Massive orders of solar generation equipment from Australian could be what saves the industry, or at least keeps it going through the crisis in Europe. Companies like First Solar and Canadian Solar (NASDAQ:CSIQ) would certainly benefit from increased Aussie orders. Large-scale demand from Australia could also lead to higher earnings per share and better long-term cash flow.
Solar Panel Makers Could Get More Competition
Solar panel makers could soon be getting major competition that could lead to reduced market share and lower cash flows. Bloomberg reported that major LCD panel makers, such as Samsung (OTC:SSNLF), LG Electronics, and Foxconn Technology Company (2038 in Hong Kong), could soon enter the thin film solar panel industry.
This would be a real problem for solar panel specialists, such as Germany's Manz AG (M5Z) and First Solar, because of production costs. Manz's CEO Dieter Manz told Bloomberg that he think companies like Samsung could produce solar modules for about 30 cents a watt or less. First Solar's production costs are around 69 cents a watt, according to Bloomberg.
At those prices, firms like First Solar just could not compete.

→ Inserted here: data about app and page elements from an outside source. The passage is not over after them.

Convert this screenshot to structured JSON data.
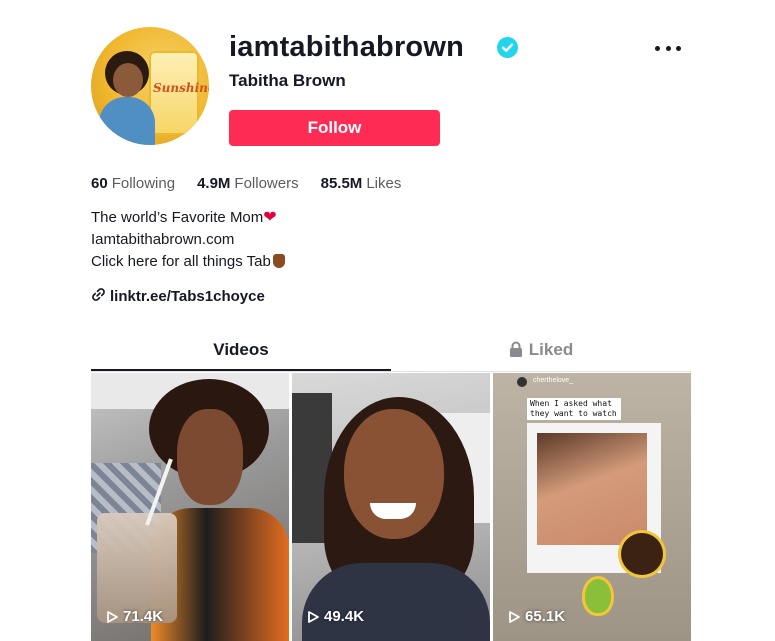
{
  "profile": {
    "username": "iamtabithabrown",
    "nickname": "Tabitha Brown",
    "follow_label": "Follow",
    "avatar_text": "Sunshine",
    "verified_icon": "verified-badge-icon",
    "accent_color": "#fe2c55",
    "verified_color": "#20d5ec"
  },
  "stats": {
    "following_count": "60",
    "following_label": "Following",
    "followers_count": "4.9M",
    "followers_label": "Followers",
    "likes_count": "85.5M",
    "likes_label": "Likes"
  },
  "bio": {
    "line1": "The world’s Favorite Mom",
    "line2": "Iamtabithabrown.com",
    "line3": "Click here for all things Tab"
  },
  "link": {
    "text": "linktr.ee/Tabs1choyce",
    "icon": "link-icon"
  },
  "tabs": [
    {
      "label": "Videos",
      "active": true
    },
    {
      "label": "Liked",
      "active": false,
      "icon": "lock-icon"
    }
  ],
  "videos": [
    {
      "views": "71.4K"
    },
    {
      "views": "49.4K"
    },
    {
      "views": "65.1K",
      "overlay_text": "When I asked what they want to watch",
      "handle": "cherthelove_"
    }
  ]
}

Manz told Bloomberg that he thinks giant electronics manufacturers would enter the solar panel market when demand reaches a level of 100 gigawatts.
Large-scale orders from countries like China and Saudi Arabia could prompt big consumer electronics to jump into the market. This could be a disaster for smaller solar makers because the big electronics companies have massive factories that can churn vast numbers of LCD devices, such as smartphones and flat-panel TV sets. Such plants could easily be converted to the manufacture of solar panels.

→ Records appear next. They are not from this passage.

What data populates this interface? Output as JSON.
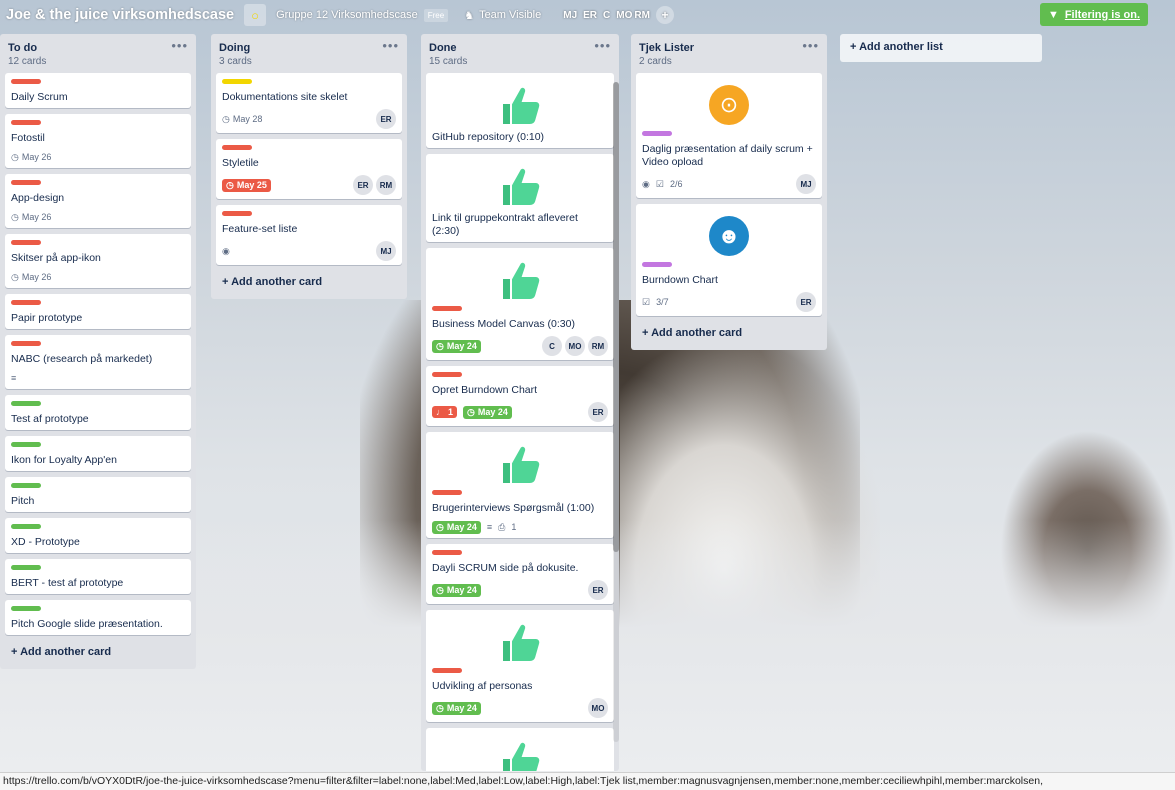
{
  "board": {
    "title": "Joe & the juice virksomhedscase",
    "team": "Gruppe 12 Virksomhedscase",
    "team_badge": "Free",
    "visibility": "Team Visible",
    "members": [
      "MJ",
      "ER",
      "C",
      "MO",
      "RM"
    ],
    "filter_label": "Filtering is on."
  },
  "lists": [
    {
      "name": "To do",
      "count": "12 cards",
      "cards": [
        {
          "labels": [
            "red"
          ],
          "title": "Daily Scrum"
        },
        {
          "labels": [
            "red"
          ],
          "title": "Fotostil",
          "due": "May 26"
        },
        {
          "labels": [
            "red"
          ],
          "title": "App-design",
          "due": "May 26"
        },
        {
          "labels": [
            "red"
          ],
          "title": "Skitser på app-ikon",
          "due": "May 26"
        },
        {
          "labels": [
            "red"
          ],
          "title": "Papir prototype"
        },
        {
          "labels": [
            "red"
          ],
          "title": "NABC (research på markedet)",
          "desc": true
        },
        {
          "labels": [
            "green"
          ],
          "title": "Test af prototype"
        },
        {
          "labels": [
            "green"
          ],
          "title": "Ikon for Loyalty App'en"
        },
        {
          "labels": [
            "green"
          ],
          "title": "Pitch"
        },
        {
          "labels": [
            "green"
          ],
          "title": "XD - Prototype"
        },
        {
          "labels": [
            "green"
          ],
          "title": "BERT - test af prototype"
        },
        {
          "labels": [
            "green"
          ],
          "title": "Pitch Google slide præsentation."
        }
      ],
      "add_card": "Add another card"
    },
    {
      "name": "Doing",
      "count": "3 cards",
      "cards": [
        {
          "labels": [
            "yellow"
          ],
          "title": "Dokumentations site skelet",
          "due": "May 28",
          "members": [
            "ER"
          ]
        },
        {
          "labels": [
            "red"
          ],
          "title": "Styletile",
          "due": "May 25",
          "due_state": "late",
          "members": [
            "ER",
            "RM"
          ]
        },
        {
          "labels": [
            "red"
          ],
          "title": "Feature-set liste",
          "watch": true,
          "members": [
            "MJ"
          ]
        }
      ],
      "add_card": "Add another card"
    },
    {
      "name": "Done",
      "count": "15 cards",
      "cards": [
        {
          "cover": "thumb",
          "title": "GitHub repository (0:10)"
        },
        {
          "cover": "thumb",
          "title": "Link til gruppekontrakt afleveret (2:30)"
        },
        {
          "cover": "thumb",
          "labels": [
            "red"
          ],
          "title": "Business Model Canvas (0:30)",
          "due": "May 24",
          "due_state": "ok",
          "members": [
            "C",
            "MO",
            "RM"
          ]
        },
        {
          "labels": [
            "red"
          ],
          "title": "Opret Burndown Chart",
          "alert": "1",
          "due": "May 24",
          "due_state": "ok",
          "members": [
            "ER"
          ]
        },
        {
          "cover": "thumb",
          "labels": [
            "red"
          ],
          "title": "Brugerinterviews Spørgsmål (1:00)",
          "due": "May 24",
          "due_state": "ok",
          "desc": true,
          "attach": "1"
        },
        {
          "labels": [
            "red"
          ],
          "title": "Dayli SCRUM side på dokusite.",
          "due": "May 24",
          "due_state": "ok",
          "members": [
            "ER"
          ]
        },
        {
          "cover": "thumb",
          "labels": [
            "red"
          ],
          "title": "Udvikling af personas",
          "due": "May 24",
          "due_state": "ok",
          "members": [
            "MO"
          ]
        },
        {
          "cover": "thumb",
          "labels": [
            "red"
          ],
          "title": ""
        }
      ],
      "add_card": "Add another card"
    },
    {
      "name": "Tjek Lister",
      "count": "2 cards",
      "cards": [
        {
          "cover": "emoji-orange",
          "labels": [
            "purple"
          ],
          "title": "Daglig præsentation af daily scrum + Video opload",
          "watch": true,
          "checklist": "2/6",
          "members": [
            "MJ"
          ]
        },
        {
          "cover": "emoji-blue",
          "labels": [
            "purple"
          ],
          "title": "Burndown Chart",
          "checklist": "3/7",
          "members": [
            "ER"
          ]
        }
      ],
      "add_card": "Add another card"
    }
  ],
  "add_list": "Add another list",
  "status_url": "https://trello.com/b/vOYX0DtR/joe-the-juice-virksomhedscase?menu=filter&filter=label:none,label:Med,label:Low,label:High,label:Tjek list,member:magnusvagnjensen,member:none,member:ceciliewhpihl,member:marckolsen,"
}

Companies like Samsung also have a lot more experience in consumer sales and deals with other companies. Samsung has been highly successful in marketing devices that operate on Google's (NASDAQ:GOOG) Android operating system. Foxxconn has built up a huge market share by manufacturing devices for companies like Dell (DELL) and Apple (NASDAQ:AAPL).
Samsung and LG would be well-poised to enter the market for home and business solar panels. Samsung could easily enter into a deal with a company such as Solar City, which installs business and home solar panels. Australia could be a potentially huge market for such devices. The deal relationship between Samsung and Google could serve as the model for a future relationship between Samsung and Solar City.

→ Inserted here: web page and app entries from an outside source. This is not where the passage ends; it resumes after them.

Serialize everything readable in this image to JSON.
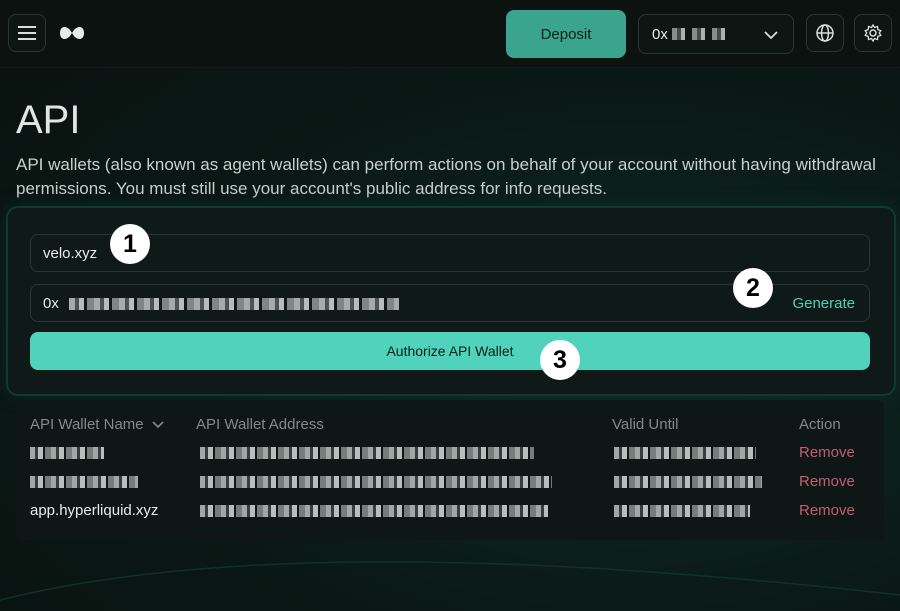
{
  "topbar": {
    "deposit_label": "Deposit",
    "address_prefix": "0x"
  },
  "page": {
    "title": "API",
    "description": "API wallets (also known as agent wallets) can perform actions on behalf of your account without having withdrawal permissions. You must still use your account's public address for info requests."
  },
  "form": {
    "name_value": "velo.xyz",
    "address_prefix": "0x",
    "generate_label": "Generate",
    "authorize_label": "Authorize API Wallet"
  },
  "badges": [
    "1",
    "2",
    "3"
  ],
  "table": {
    "headers": {
      "name": "API Wallet Name",
      "address": "API Wallet Address",
      "valid_until": "Valid Until",
      "action": "Action"
    },
    "rows": [
      {
        "name": "",
        "remove": "Remove"
      },
      {
        "name": "",
        "remove": "Remove"
      },
      {
        "name": "app.hyperliquid.xyz",
        "remove": "Remove"
      }
    ]
  },
  "colors": {
    "accent": "#50d2bc",
    "deposit": "#3aa58c",
    "remove": "#c25e6e",
    "background": "#0a1815"
  }
}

If giants such as Samsung or Foxxcon start making solar panels, expect the share values of solar panel makers, such as Manz, Canadian Solar, and First Solar, to be devastated. Some of those companies could be driven out of the market completely by such massive competitors. Such companies could be forced into smaller niche markets and kept out of the consumer and commercial markets where the highest levels of growth are.
There could be an upside for smaller solar companies such as SunTech. They could become takeover targets for giant electronics manufacturers such as General Electric (NYSE:GE) and Samsung. Those companies would try to buy up such companies in order to get their patents.
The patents held by companies such as First Solar could actually be worth more than their sales or manufacturing assets. This was the case recently at Motorola, which was purchased by Google because of its patents. Motorola's electronics manufacturing business was actually worth less than its intellectual property, which consisted of 17,000 patents. Google was willing to pay $12.5 billion for Motorola.
So, stockholders in solar companies could eventually get their hands on some takeover cash. Such outfits could be worth more for their technology and expertise, as well as intellectual property rights than for their actual business. The entry of electronics giants into the solar field could be good news for stockholders. It could boost the value of solar companies seen as takeover targets.
Disclosure: I have no positions in any stocks mentioned, and no plans to initiate any positions within the next 72 hours.